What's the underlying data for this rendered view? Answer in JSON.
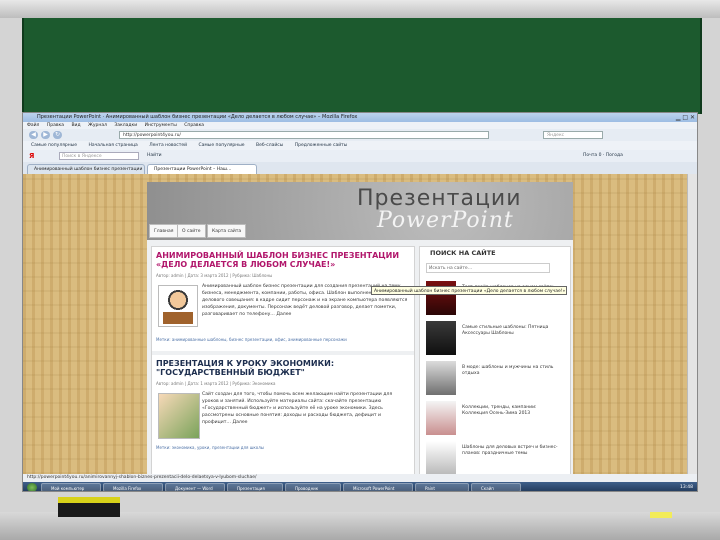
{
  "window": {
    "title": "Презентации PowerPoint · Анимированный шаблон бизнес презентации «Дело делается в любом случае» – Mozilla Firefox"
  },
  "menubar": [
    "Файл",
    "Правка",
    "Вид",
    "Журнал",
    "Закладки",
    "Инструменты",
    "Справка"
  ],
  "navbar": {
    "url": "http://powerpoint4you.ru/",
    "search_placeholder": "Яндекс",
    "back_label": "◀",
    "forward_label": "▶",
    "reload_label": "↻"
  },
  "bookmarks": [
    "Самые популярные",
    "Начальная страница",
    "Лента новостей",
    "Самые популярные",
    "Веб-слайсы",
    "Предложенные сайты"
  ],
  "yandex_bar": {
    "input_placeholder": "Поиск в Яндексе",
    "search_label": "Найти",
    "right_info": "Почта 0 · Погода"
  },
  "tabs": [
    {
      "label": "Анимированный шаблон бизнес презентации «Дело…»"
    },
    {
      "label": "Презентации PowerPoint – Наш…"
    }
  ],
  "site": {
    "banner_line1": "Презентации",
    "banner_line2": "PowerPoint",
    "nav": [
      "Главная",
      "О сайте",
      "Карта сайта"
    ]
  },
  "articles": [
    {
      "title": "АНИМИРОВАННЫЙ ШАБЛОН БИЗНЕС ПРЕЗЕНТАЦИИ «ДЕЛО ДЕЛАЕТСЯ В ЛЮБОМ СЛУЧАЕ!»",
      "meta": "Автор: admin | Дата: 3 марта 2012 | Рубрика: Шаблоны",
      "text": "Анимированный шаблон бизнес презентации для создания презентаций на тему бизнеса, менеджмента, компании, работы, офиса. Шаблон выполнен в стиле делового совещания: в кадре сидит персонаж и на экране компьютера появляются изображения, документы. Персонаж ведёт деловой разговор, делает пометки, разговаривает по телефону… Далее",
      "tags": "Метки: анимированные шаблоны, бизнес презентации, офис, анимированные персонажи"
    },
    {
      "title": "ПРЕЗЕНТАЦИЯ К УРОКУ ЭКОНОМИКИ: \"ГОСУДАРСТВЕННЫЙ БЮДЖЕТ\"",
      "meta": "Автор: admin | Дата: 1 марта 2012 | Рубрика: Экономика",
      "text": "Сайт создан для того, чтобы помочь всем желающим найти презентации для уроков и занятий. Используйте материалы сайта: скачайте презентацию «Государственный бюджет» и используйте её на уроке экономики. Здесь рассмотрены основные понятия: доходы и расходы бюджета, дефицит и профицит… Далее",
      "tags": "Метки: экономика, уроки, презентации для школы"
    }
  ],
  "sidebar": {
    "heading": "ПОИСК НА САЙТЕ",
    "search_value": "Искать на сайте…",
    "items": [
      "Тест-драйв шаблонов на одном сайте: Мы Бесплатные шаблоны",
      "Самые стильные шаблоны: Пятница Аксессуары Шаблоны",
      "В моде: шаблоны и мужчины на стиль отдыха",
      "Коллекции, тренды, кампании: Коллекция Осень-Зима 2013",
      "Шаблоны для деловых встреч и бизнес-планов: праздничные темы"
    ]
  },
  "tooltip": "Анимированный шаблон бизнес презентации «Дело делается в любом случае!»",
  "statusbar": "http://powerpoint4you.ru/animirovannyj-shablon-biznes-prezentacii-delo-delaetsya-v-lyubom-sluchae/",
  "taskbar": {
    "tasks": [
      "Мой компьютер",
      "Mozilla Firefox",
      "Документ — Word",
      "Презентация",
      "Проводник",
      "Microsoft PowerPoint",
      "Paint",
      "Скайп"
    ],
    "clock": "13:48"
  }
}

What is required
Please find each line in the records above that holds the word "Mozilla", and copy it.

Solution for this task
    "title": "Презентации PowerPoint · Анимированный шаблон бизнес презентации «Дело делается в любом случае» – Mozilla Firefox"
      "Mozilla Firefox",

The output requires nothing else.